===== Information supplied

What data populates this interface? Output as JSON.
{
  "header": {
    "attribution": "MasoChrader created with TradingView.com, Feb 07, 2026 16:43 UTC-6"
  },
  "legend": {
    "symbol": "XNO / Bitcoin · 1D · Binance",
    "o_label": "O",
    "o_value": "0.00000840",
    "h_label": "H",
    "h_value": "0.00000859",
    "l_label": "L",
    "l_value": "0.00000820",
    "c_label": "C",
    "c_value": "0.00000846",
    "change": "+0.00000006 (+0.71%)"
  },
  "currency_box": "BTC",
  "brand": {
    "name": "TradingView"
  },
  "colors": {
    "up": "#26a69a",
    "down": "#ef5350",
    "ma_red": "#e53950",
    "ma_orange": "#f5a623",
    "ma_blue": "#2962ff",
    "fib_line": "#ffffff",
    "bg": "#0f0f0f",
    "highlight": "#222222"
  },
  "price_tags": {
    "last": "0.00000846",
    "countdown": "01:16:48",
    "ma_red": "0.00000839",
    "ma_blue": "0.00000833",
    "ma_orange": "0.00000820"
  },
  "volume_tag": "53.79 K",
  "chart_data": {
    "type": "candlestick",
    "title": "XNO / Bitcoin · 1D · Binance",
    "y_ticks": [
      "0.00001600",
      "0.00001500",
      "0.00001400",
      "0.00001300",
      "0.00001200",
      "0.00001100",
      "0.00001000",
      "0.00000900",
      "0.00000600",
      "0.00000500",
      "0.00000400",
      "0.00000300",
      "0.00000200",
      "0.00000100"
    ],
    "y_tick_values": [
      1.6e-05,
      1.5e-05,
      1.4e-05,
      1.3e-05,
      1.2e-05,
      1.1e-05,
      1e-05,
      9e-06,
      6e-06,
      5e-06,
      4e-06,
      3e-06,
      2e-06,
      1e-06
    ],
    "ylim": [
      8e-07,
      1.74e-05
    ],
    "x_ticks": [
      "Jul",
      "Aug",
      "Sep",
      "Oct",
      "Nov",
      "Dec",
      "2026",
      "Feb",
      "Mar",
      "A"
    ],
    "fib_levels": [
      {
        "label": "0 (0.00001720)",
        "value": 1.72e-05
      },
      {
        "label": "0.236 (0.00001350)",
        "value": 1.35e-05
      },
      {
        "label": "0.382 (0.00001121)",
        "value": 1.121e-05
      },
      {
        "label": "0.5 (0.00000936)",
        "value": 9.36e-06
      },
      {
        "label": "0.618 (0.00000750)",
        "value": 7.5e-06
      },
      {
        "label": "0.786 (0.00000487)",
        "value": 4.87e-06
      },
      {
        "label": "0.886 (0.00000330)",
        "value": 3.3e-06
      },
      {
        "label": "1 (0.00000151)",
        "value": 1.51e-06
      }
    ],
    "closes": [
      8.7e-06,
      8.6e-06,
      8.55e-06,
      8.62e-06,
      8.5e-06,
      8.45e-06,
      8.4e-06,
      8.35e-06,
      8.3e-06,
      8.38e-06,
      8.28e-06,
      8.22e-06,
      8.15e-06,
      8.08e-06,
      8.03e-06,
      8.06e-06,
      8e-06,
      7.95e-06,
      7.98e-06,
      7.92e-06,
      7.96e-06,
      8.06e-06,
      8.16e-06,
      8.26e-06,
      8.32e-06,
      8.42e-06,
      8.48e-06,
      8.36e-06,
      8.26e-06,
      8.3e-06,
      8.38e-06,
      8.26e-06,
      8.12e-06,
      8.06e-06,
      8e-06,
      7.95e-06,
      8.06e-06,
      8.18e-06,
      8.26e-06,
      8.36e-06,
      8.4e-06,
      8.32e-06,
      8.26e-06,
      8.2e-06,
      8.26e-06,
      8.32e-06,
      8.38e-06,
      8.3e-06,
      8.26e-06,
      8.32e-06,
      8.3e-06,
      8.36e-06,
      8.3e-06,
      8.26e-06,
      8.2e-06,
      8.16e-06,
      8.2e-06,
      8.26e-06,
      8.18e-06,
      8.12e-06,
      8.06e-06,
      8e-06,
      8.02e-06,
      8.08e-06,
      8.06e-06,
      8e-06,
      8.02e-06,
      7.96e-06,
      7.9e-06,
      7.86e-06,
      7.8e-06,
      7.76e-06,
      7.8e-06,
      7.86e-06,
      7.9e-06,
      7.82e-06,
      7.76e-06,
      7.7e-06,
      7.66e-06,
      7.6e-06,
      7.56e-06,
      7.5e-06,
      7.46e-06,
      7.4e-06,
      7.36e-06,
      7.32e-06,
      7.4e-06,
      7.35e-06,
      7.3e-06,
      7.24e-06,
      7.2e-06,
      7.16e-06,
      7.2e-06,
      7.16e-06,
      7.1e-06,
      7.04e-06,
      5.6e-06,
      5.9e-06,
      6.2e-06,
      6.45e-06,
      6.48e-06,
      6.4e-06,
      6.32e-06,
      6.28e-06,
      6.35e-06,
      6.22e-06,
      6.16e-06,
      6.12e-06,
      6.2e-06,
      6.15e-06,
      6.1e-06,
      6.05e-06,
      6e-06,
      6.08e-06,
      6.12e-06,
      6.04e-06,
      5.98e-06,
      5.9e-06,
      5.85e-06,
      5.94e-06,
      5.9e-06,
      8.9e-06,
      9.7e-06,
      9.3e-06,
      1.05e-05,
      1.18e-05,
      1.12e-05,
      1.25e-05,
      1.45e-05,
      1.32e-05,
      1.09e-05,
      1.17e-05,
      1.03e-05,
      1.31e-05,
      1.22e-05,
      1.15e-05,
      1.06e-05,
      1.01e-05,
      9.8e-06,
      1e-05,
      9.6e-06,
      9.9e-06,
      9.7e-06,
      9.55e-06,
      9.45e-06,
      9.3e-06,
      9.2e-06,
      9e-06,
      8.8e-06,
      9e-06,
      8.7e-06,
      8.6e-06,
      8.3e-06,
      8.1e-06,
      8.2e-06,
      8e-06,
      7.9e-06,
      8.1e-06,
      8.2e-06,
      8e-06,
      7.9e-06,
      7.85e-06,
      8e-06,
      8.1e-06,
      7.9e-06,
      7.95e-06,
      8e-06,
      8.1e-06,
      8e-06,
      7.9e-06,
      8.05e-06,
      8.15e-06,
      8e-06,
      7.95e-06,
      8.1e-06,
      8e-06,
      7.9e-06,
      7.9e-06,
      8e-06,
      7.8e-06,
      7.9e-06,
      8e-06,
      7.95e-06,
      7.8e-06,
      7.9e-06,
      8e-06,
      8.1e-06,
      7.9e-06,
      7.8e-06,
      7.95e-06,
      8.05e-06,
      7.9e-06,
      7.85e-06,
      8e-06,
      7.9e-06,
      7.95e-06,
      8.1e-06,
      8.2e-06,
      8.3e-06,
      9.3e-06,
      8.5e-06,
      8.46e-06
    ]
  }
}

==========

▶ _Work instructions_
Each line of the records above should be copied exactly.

▶ _Problem solution_
What data populates this interface? Output as JSON.
{
  "header": {
    "attribution": "MasoChrader created with TradingView.com, Feb 07, 2026 16:43 UTC-6"
  },
  "legend": {
    "symbol": "XNO / Bitcoin · 1D · Binance",
    "o_label": "O",
    "o_value": "0.00000840",
    "h_label": "H",
    "h_value": "0.00000859",
    "l_label": "L",
    "l_value": "0.00000820",
    "c_label": "C",
    "c_value": "0.00000846",
    "change": "+0.00000006 (+0.71%)"
  },
  "currency_box": "BTC",
  "brand": {
    "name": "TradingView"
  },
  "colors": {
    "up": "#26a69a",
    "down": "#ef5350",
    "ma_red": "#e53950",
    "ma_orange": "#f5a623",
    "ma_blue": "#2962ff",
    "fib_line": "#ffffff",
    "bg": "#0f0f0f",
    "highlight": "#222222"
  },
  "price_tags": {
    "last": "0.00000846",
    "countdown": "01:16:48",
    "ma_red": "0.00000839",
    "ma_blue": "0.00000833",
    "ma_orange": "0.00000820"
  },
  "volume_tag": "53.79 K",
  "chart_data": {
    "type": "candlestick",
    "title": "XNO / Bitcoin · 1D · Binance",
    "y_ticks": [
      "0.00001600",
      "0.00001500",
      "0.00001400",
      "0.00001300",
      "0.00001200",
      "0.00001100",
      "0.00001000",
      "0.00000900",
      "0.00000600",
      "0.00000500",
      "0.00000400",
      "0.00000300",
      "0.00000200",
      "0.00000100"
    ],
    "y_tick_values": [
      1.6e-05,
      1.5e-05,
      1.4e-05,
      1.3e-05,
      1.2e-05,
      1.1e-05,
      1e-05,
      9e-06,
      6e-06,
      5e-06,
      4e-06,
      3e-06,
      2e-06,
      1e-06
    ],
    "ylim": [
      8e-07,
      1.74e-05
    ],
    "x_ticks": [
      "Jul",
      "Aug",
      "Sep",
      "Oct",
      "Nov",
      "Dec",
      "2026",
      "Feb",
      "Mar",
      "A"
    ],
    "fib_levels": [
      {
        "label": "0 (0.00001720)",
        "value": 1.72e-05
      },
      {
        "label": "0.236 (0.00001350)",
        "value": 1.35e-05
      },
      {
        "label": "0.382 (0.00001121)",
        "value": 1.121e-05
      },
      {
        "label": "0.5 (0.00000936)",
        "value": 9.36e-06
      },
      {
        "label": "0.618 (0.00000750)",
        "value": 7.5e-06
      },
      {
        "label": "0.786 (0.00000487)",
        "value": 4.87e-06
      },
      {
        "label": "0.886 (0.00000330)",
        "value": 3.3e-06
      },
      {
        "label": "1 (0.00000151)",
        "value": 1.51e-06
      }
    ],
    "closes": [
      8.7e-06,
      8.6e-06,
      8.55e-06,
      8.62e-06,
      8.5e-06,
      8.45e-06,
      8.4e-06,
      8.35e-06,
      8.3e-06,
      8.38e-06,
      8.28e-06,
      8.22e-06,
      8.15e-06,
      8.08e-06,
      8.03e-06,
      8.06e-06,
      8e-06,
      7.95e-06,
      7.98e-06,
      7.92e-06,
      7.96e-06,
      8.06e-06,
      8.16e-06,
      8.26e-06,
      8.32e-06,
      8.42e-06,
      8.48e-06,
      8.36e-06,
      8.26e-06,
      8.3e-06,
      8.38e-06,
      8.26e-06,
      8.12e-06,
      8.06e-06,
      8e-06,
      7.95e-06,
      8.06e-06,
      8.18e-06,
      8.26e-06,
      8.36e-06,
      8.4e-06,
      8.32e-06,
      8.26e-06,
      8.2e-06,
      8.26e-06,
      8.32e-06,
      8.38e-06,
      8.3e-06,
      8.26e-06,
      8.32e-06,
      8.3e-06,
      8.36e-06,
      8.3e-06,
      8.26e-06,
      8.2e-06,
      8.16e-06,
      8.2e-06,
      8.26e-06,
      8.18e-06,
      8.12e-06,
      8.06e-06,
      8e-06,
      8.02e-06,
      8.08e-06,
      8.06e-06,
      8e-06,
      8.02e-06,
      7.96e-06,
      7.9e-06,
      7.86e-06,
      7.8e-06,
      7.76e-06,
      7.8e-06,
      7.86e-06,
      7.9e-06,
      7.82e-06,
      7.76e-06,
      7.7e-06,
      7.66e-06,
      7.6e-06,
      7.56e-06,
      7.5e-06,
      7.46e-06,
      7.4e-06,
      7.36e-06,
      7.32e-06,
      7.4e-06,
      7.35e-06,
      7.3e-06,
      7.24e-06,
      7.2e-06,
      7.16e-06,
      7.2e-06,
      7.16e-06,
      7.1e-06,
      7.04e-06,
      5.6e-06,
      5.9e-06,
      6.2e-06,
      6.45e-06,
      6.48e-06,
      6.4e-06,
      6.32e-06,
      6.28e-06,
      6.35e-06,
      6.22e-06,
      6.16e-06,
      6.12e-06,
      6.2e-06,
      6.15e-06,
      6.1e-06,
      6.05e-06,
      6e-06,
      6.08e-06,
      6.12e-06,
      6.04e-06,
      5.98e-06,
      5.9e-06,
      5.85e-06,
      5.94e-06,
      5.9e-06,
      8.9e-06,
      9.7e-06,
      9.3e-06,
      1.05e-05,
      1.18e-05,
      1.12e-05,
      1.25e-05,
      1.45e-05,
      1.32e-05,
      1.09e-05,
      1.17e-05,
      1.03e-05,
      1.31e-05,
      1.22e-05,
      1.15e-05,
      1.06e-05,
      1.01e-05,
      9.8e-06,
      1e-05,
      9.6e-06,
      9.9e-06,
      9.7e-06,
      9.55e-06,
      9.45e-06,
      9.3e-06,
      9.2e-06,
      9e-06,
      8.8e-06,
      9e-06,
      8.7e-06,
      8.6e-06,
      8.3e-06,
      8.1e-06,
      8.2e-06,
      8e-06,
      7.9e-06,
      8.1e-06,
      8.2e-06,
      8e-06,
      7.9e-06,
      7.85e-06,
      8e-06,
      8.1e-06,
      7.9e-06,
      7.95e-06,
      8e-06,
      8.1e-06,
      8e-06,
      7.9e-06,
      8.05e-06,
      8.15e-06,
      8e-06,
      7.95e-06,
      8.1e-06,
      8e-06,
      7.9e-06,
      7.9e-06,
      8e-06,
      7.8e-06,
      7.9e-06,
      8e-06,
      7.95e-06,
      7.8e-06,
      7.9e-06,
      8e-06,
      8.1e-06,
      7.9e-06,
      7.8e-06,
      7.95e-06,
      8.05e-06,
      7.9e-06,
      7.85e-06,
      8e-06,
      7.9e-06,
      7.95e-06,
      8.1e-06,
      8.2e-06,
      8.3e-06,
      9.3e-06,
      8.5e-06,
      8.46e-06
    ]
  }
}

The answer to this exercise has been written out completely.